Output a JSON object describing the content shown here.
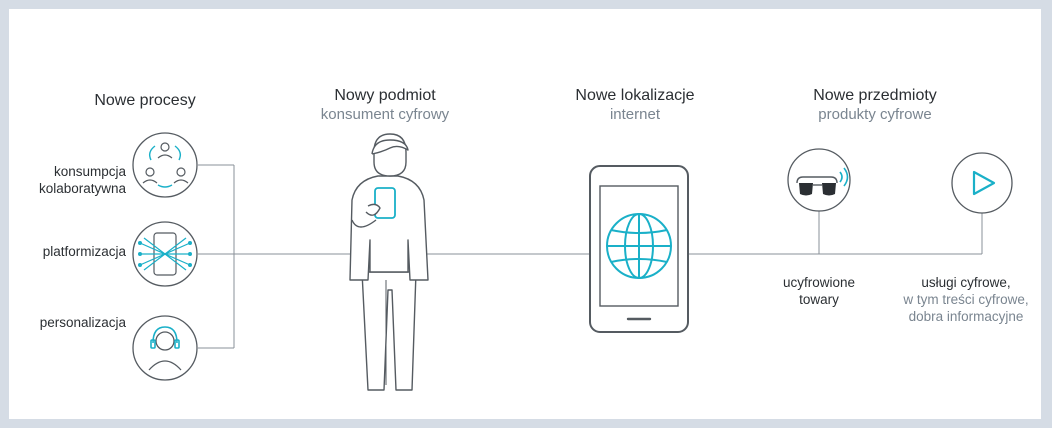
{
  "columns": {
    "processes": {
      "title": "Nowe procesy",
      "items": [
        {
          "label_line1": "konsumpcja",
          "label_line2": "kolaboratywna",
          "icon": "people-cycle-icon"
        },
        {
          "label": "platformizacja",
          "icon": "platform-network-icon"
        },
        {
          "label": "personalizacja",
          "icon": "personalization-headset-icon"
        }
      ]
    },
    "subject": {
      "title": "Nowy podmiot",
      "subtitle": "konsument cyfrowy",
      "icon": "person-with-phone-icon"
    },
    "location": {
      "title": "Nowe lokalizacje",
      "subtitle": "internet",
      "icon": "smartphone-globe-icon"
    },
    "objects": {
      "title": "Nowe przedmioty",
      "subtitle": "produkty cyfrowe",
      "items": [
        {
          "label_line1": "ucyfrowione",
          "label_line2": "towary",
          "icon": "smart-glasses-icon"
        },
        {
          "label_line1": "usługi cyfrowe,",
          "label_line2": "w tym treści cyfrowe,",
          "label_line3": "dobra informacyjne",
          "icon": "play-icon"
        }
      ]
    }
  },
  "colors": {
    "accent": "#1ab0c8",
    "line": "#8a9199",
    "outline": "#555b61",
    "background": "#d5dce5"
  }
}
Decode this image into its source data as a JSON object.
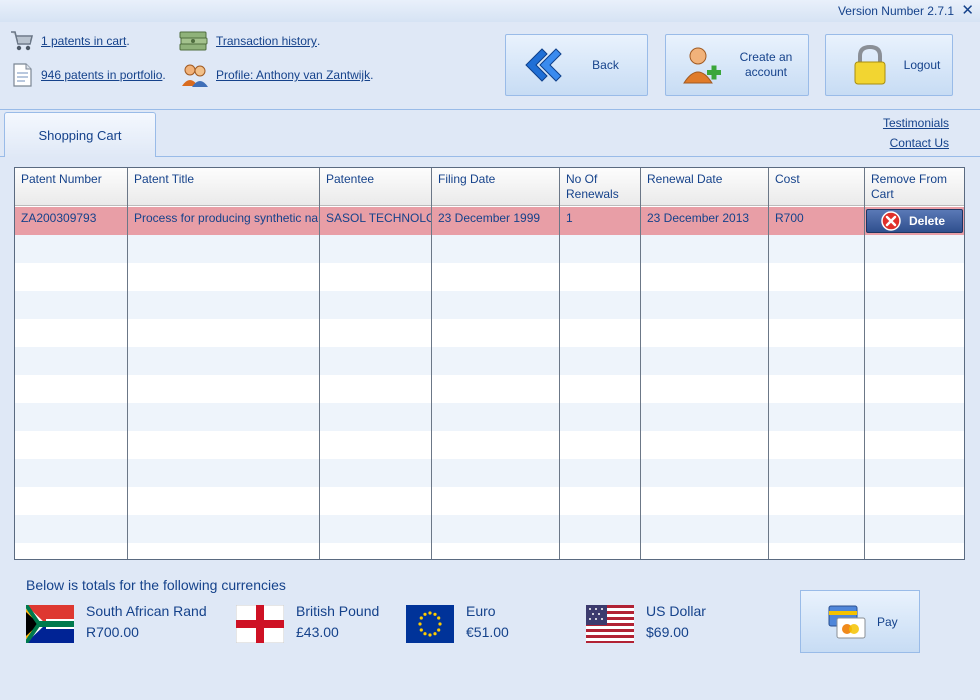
{
  "version": "Version Number 2.7.1",
  "close_glyph": "✕",
  "info": {
    "cart": "1 patents in cart",
    "portfolio": "946 patents in portfolio",
    "transactions": "Transaction history",
    "profile": "Profile: Anthony van Zantwijk",
    "dot": "."
  },
  "buttons": {
    "back": "Back",
    "create_line1": "Create an",
    "create_line2": "account",
    "logout": "Logout",
    "pay": "Pay",
    "delete": "Delete"
  },
  "tabs": {
    "shopping_cart": "Shopping Cart"
  },
  "links": {
    "testimonials": "Testimonials",
    "contact": "Contact Us"
  },
  "grid": {
    "columns": {
      "patent_number": "Patent Number",
      "patent_title": "Patent Title",
      "patentee": "Patentee",
      "filing_date": "Filing Date",
      "renewals_line1": "No Of",
      "renewals_line2": "Renewals",
      "renewal_date": "Renewal Date",
      "cost": "Cost",
      "remove_line1": "Remove From",
      "remove_line2": "Cart"
    },
    "rows": [
      {
        "patent_number": "ZA200309793",
        "patent_title": "Process for producing synthetic na",
        "patentee": "SASOL TECHNOLOGY",
        "filing_date": "23 December 1999",
        "renewals": "1",
        "renewal_date": "23 December 2013",
        "cost": "R700"
      }
    ]
  },
  "totals": {
    "title": "Below is totals for the following currencies",
    "currencies": [
      {
        "name": "South African Rand",
        "value": "R700.00",
        "flag": "south-africa-flag"
      },
      {
        "name": "British Pound",
        "value": "£43.00",
        "flag": "england-flag"
      },
      {
        "name": "Euro",
        "value": "€51.00",
        "flag": "eu-flag"
      },
      {
        "name": "US Dollar",
        "value": "$69.00",
        "flag": "usa-flag"
      }
    ]
  },
  "colors": {
    "accent": "#15428b",
    "selected_row": "#e89ea6",
    "background": "#dfe8f6",
    "border": "#99bbe8"
  }
}
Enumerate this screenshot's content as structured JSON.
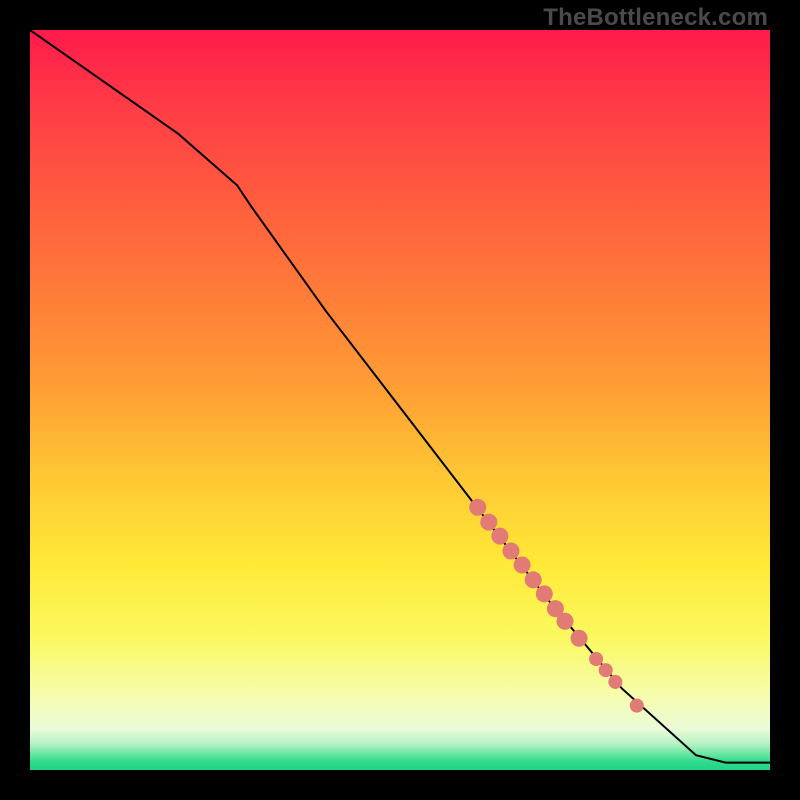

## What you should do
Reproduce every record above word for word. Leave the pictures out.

## Answer to the exercise
Output a JSON object describing the content shown here.
{
  "columns": {
    "processes": {
      "title": "Nowe procesy",
      "items": [
        {
          "label_line1": "konsumpcja",
          "label_line2": "kolaboratywna",
          "icon": "people-cycle-icon"
        },
        {
          "label": "platformizacja",
          "icon": "platform-network-icon"
        },
        {
          "label": "personalizacja",
          "icon": "personalization-headset-icon"
        }
      ]
    },
    "subject": {
      "title": "Nowy podmiot",
      "subtitle": "konsument cyfrowy",
      "icon": "person-with-phone-icon"
    },
    "location": {
      "title": "Nowe lokalizacje",
      "subtitle": "internet",
      "icon": "smartphone-globe-icon"
    },
    "objects": {
      "title": "Nowe przedmioty",
      "subtitle": "produkty cyfrowe",
      "items": [
        {
          "label_line1": "ucyfrowione",
          "label_line2": "towary",
          "icon": "smart-glasses-icon"
        },
        {
          "label_line1": "usługi cyfrowe,",
          "label_line2": "w tym treści cyfrowe,",
          "label_line3": "dobra informacyjne",
          "icon": "play-icon"
        }
      ]
    }
  },
  "colors": {
    "accent": "#1ab0c8",
    "line": "#8a9199",
    "outline": "#555b61",
    "background": "#d5dce5"
  }
}
Decode this image into its source data as a JSON object.
{
  "version": "Version Number 2.7.1",
  "close_glyph": "✕",
  "info": {
    "cart": "1 patents in cart",
    "portfolio": "946 patents in portfolio",
    "transactions": "Transaction history",
    "profile": "Profile: Anthony van Zantwijk",
    "dot": "."
  },
  "buttons": {
    "back": "Back",
    "create_line1": "Create an",
    "create_line2": "account",
    "logout": "Logout",
    "pay": "Pay",
    "delete": "Delete"
  },
  "tabs": {
    "shopping_cart": "Shopping Cart"
  },
  "links": {
    "testimonials": "Testimonials",
    "contact": "Contact Us"
  },
  "grid": {
    "columns": {
      "patent_number": "Patent Number",
      "patent_title": "Patent Title",
      "patentee": "Patentee",
      "filing_date": "Filing Date",
      "renewals_line1": "No Of",
      "renewals_line2": "Renewals",
      "renewal_date": "Renewal Date",
      "cost": "Cost",
      "remove_line1": "Remove From",
      "remove_line2": "Cart"
    },
    "rows": [
      {
        "patent_number": "ZA200309793",
        "patent_title": "Process for producing synthetic na",
        "patentee": "SASOL TECHNOLOGY",
        "filing_date": "23 December 1999",
        "renewals": "1",
        "renewal_date": "23 December 2013",
        "cost": "R700"
      }
    ]
  },
  "totals": {
    "title": "Below is totals for the following currencies",
    "currencies": [
      {
        "name": "South African Rand",
        "value": "R700.00",
        "flag": "south-africa-flag"
      },
      {
        "name": "British Pound",
        "value": "£43.00",
        "flag": "england-flag"
      },
      {
        "name": "Euro",
        "value": "€51.00",
        "flag": "eu-flag"
      },
      {
        "name": "US Dollar",
        "value": "$69.00",
        "flag": "usa-flag"
      }
    ]
  },
  "colors": {
    "accent": "#15428b",
    "selected_row": "#e89ea6",
    "background": "#dfe8f6",
    "border": "#99bbe8"
  }
}
Enumerate this screenshot's content as structured JSON.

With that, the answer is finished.